### What the exercise asks
Show each line from the records below in which the word "text" occurs.

### Input records
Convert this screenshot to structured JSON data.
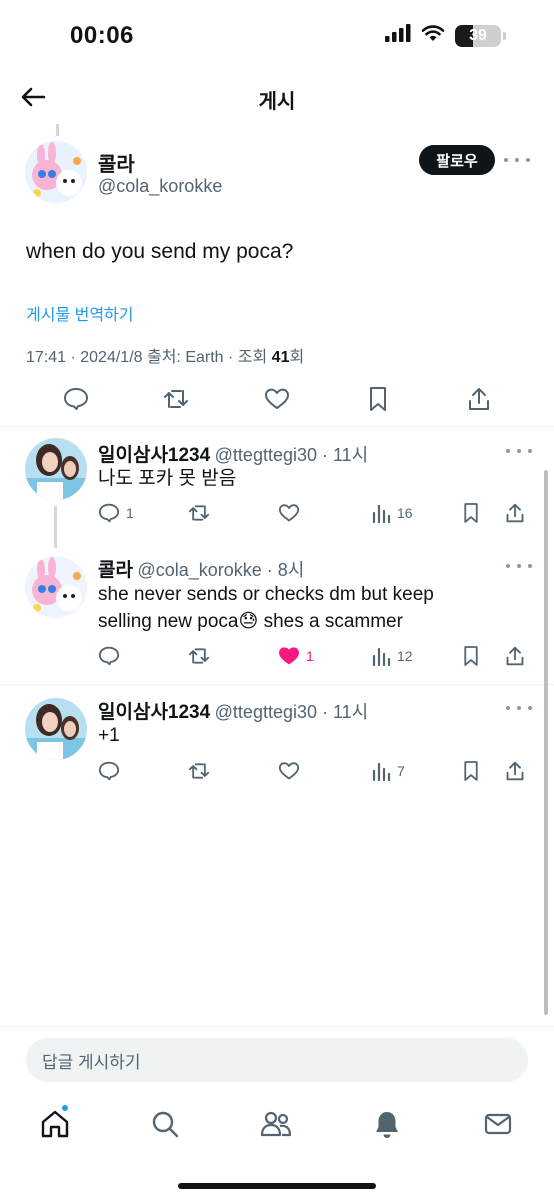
{
  "status_bar": {
    "time": "00:06",
    "battery": "39"
  },
  "header": {
    "title": "게시"
  },
  "post": {
    "name": "콜라",
    "handle": "@cola_korokke",
    "follow_label": "팔로우",
    "text": "when do you send my poca?",
    "translate_label": "게시물 번역하기",
    "meta_prefix": "17:41 · 2024/1/8 출처: Earth · 조회 ",
    "views": "41",
    "meta_suffix": "회"
  },
  "replies": [
    {
      "name": "일이삼사1234",
      "handle_time": "@ttegttegi30 · 11시",
      "lines": [
        "나도 포카 못 받음"
      ],
      "reply_count": "1",
      "like_count": "",
      "view_count": "16",
      "liked": false
    },
    {
      "name": "콜라",
      "handle_time": "@cola_korokke · 8시",
      "lines": [
        "she never sends or checks dm but keep",
        "selling new poca😓  shes a scammer"
      ],
      "reply_count": "",
      "like_count": "1",
      "view_count": "12",
      "liked": true
    },
    {
      "name": "일이삼사1234",
      "handle_time": "@ttegttegi30 · 11시",
      "lines": [
        "+1"
      ],
      "reply_count": "",
      "like_count": "",
      "view_count": "7",
      "liked": false
    }
  ],
  "composer": {
    "placeholder": "답글 게시하기"
  },
  "tabs": [
    "home-icon",
    "search-icon",
    "communities-icon",
    "notifications-icon",
    "messages-icon"
  ],
  "colors": {
    "accent": "#1d9bf0",
    "like": "#f91880",
    "text": "#0f1419",
    "muted": "#536471"
  }
}
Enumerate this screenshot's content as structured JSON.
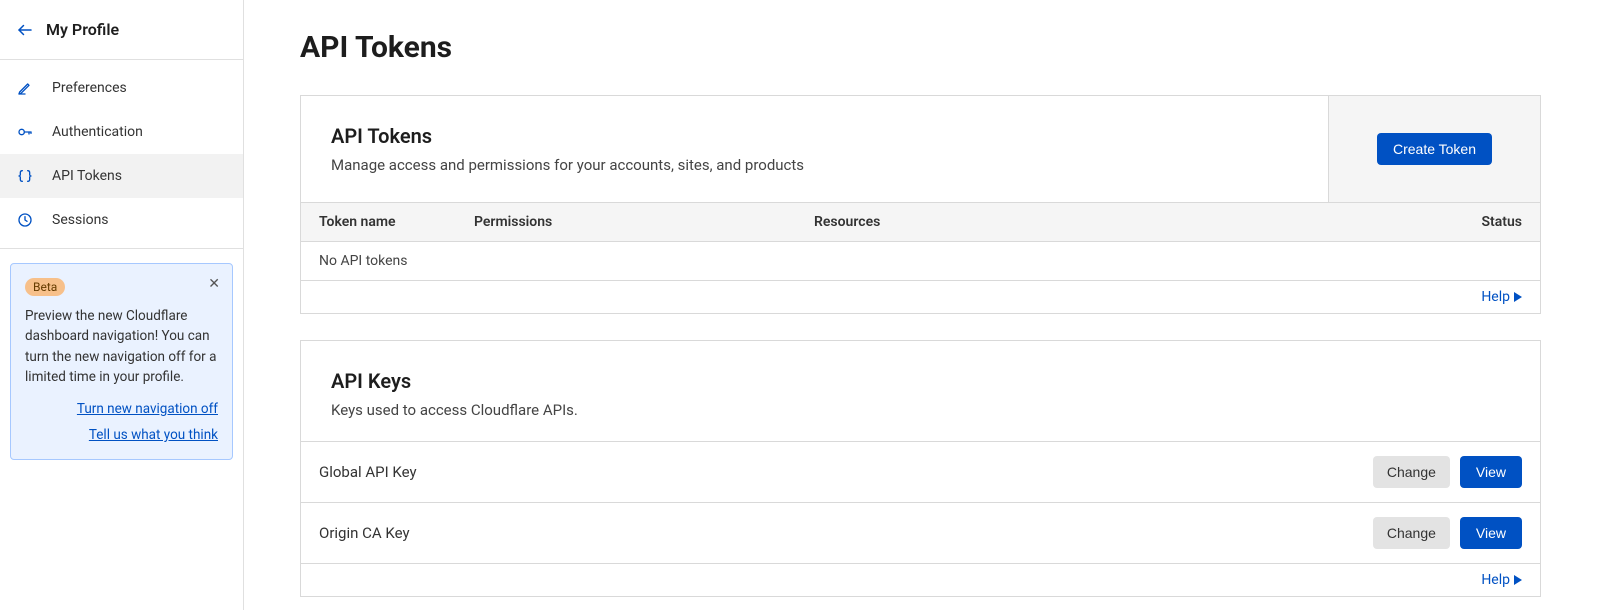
{
  "sidebar": {
    "title": "My Profile",
    "items": [
      {
        "label": "Preferences"
      },
      {
        "label": "Authentication"
      },
      {
        "label": "API Tokens"
      },
      {
        "label": "Sessions"
      }
    ]
  },
  "notice": {
    "badge": "Beta",
    "text": "Preview the new Cloudflare dashboard navigation! You can turn the new navigation off for a limited time in your profile.",
    "link1": "Turn new navigation off",
    "link2": "Tell us what you think"
  },
  "page": {
    "title": "API Tokens"
  },
  "tokens": {
    "title": "API Tokens",
    "desc": "Manage access and permissions for your accounts, sites, and products",
    "create_label": "Create Token",
    "columns": {
      "name": "Token name",
      "permissions": "Permissions",
      "resources": "Resources",
      "status": "Status"
    },
    "empty": "No API tokens",
    "help_label": "Help"
  },
  "keys": {
    "title": "API Keys",
    "desc": "Keys used to access Cloudflare APIs.",
    "rows": [
      {
        "name": "Global API Key",
        "change": "Change",
        "view": "View"
      },
      {
        "name": "Origin CA Key",
        "change": "Change",
        "view": "View"
      }
    ],
    "help_label": "Help"
  }
}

### Response area
    "text": "when do you send my poca?",
    "text": "#0f1419",
    "text": "Preview the new Cloudflare dashboard navigation! You can turn the new navigation off for a limited time in your profile.",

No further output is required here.